Since the beginning of the 20th century, superconductivity had been observed in some metals at temperatures only a few degrees above the absolute zero (minus...

Im Focus: Scientists improve forecast of increasing hazard on Ecuadorian volcano

Researchers from the University of Miami (UM) Rosenstiel School of Marine and Atmospheric Science, the Italian Space Agency (ASI), and the Instituto Geofisico--Escuela Politecnica Nacional (IGEPN) of Ecuador, showed an increasing volcanic danger on Cotopaxi in Ecuador using a powerful technique known as Interferometric Synthetic Aperture Radar (InSAR).

The Andes region in which Cotopaxi volcano is located is known to contain some of the world's most serious volcanic hazard.
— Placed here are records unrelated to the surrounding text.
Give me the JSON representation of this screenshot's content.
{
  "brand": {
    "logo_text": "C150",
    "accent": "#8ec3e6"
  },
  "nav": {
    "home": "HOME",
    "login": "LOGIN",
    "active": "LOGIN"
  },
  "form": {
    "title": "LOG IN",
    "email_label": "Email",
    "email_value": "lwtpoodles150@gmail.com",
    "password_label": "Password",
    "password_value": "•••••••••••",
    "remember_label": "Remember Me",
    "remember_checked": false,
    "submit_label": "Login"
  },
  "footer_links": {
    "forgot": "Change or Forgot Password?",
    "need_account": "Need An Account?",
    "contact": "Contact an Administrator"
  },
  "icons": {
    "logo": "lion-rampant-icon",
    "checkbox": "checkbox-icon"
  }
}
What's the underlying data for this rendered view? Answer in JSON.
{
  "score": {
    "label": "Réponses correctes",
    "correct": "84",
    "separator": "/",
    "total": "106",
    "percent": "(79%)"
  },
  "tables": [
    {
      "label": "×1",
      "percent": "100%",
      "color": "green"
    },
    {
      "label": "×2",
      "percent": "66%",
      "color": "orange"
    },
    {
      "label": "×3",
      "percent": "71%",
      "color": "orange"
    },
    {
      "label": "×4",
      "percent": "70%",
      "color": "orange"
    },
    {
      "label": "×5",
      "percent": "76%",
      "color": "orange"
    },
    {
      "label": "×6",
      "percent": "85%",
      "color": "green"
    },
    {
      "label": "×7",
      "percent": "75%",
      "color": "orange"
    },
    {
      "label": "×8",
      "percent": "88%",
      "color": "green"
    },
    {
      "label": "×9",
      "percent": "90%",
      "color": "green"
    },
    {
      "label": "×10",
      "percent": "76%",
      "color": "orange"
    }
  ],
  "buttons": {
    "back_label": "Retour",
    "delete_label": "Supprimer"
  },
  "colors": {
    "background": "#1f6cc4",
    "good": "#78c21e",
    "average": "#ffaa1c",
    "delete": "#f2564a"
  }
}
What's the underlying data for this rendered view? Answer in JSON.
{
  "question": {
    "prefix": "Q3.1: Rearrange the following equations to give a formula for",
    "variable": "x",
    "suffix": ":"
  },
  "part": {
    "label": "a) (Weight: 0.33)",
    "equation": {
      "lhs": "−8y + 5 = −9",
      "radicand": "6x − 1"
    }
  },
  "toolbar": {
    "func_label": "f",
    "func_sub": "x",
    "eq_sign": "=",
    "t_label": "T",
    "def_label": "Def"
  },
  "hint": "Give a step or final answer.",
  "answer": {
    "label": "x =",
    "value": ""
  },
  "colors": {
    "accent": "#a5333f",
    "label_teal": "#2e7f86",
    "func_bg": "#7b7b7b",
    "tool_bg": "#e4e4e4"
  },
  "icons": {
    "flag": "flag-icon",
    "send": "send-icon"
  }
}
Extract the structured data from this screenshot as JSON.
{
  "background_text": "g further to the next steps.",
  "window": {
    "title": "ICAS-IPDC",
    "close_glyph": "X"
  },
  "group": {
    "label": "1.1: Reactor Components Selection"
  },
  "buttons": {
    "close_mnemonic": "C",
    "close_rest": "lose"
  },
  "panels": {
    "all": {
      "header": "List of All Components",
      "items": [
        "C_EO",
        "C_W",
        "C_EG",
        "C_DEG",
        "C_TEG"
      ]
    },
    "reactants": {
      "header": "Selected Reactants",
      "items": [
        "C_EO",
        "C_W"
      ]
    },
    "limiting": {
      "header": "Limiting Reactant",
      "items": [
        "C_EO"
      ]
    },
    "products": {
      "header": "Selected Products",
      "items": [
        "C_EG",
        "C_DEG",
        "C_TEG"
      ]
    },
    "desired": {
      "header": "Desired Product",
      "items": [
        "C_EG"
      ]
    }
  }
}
A mid- to large-size eruption has...

All Focus news of the innovation-report >>>

Anzeige

Anzeige

Event News

Call for Papers – ICNFT 2018, 5th International Conference on New Forming Technology

16.08.2017 | Event News

Sustainability is the business model of tomorrow

04.08.2017 | Event News

Clash of Realities 2017: Registration now open. International Conference at TH Köln

26.07.2017 | Event News

 
Latest News

New thruster design increases efficiency for future spaceflight

16.08.2017 | Physics and Astronomy

Transporting spin: A graphene and boron nitride heterostructure creates large spin signals

16.08.2017 | Materials Sciences

A new method for the 3-D printing of living tissues

16.08.2017 | Interdisciplinary Research

VideoLinks
B2B-VideoLinks
More VideoLinks >>>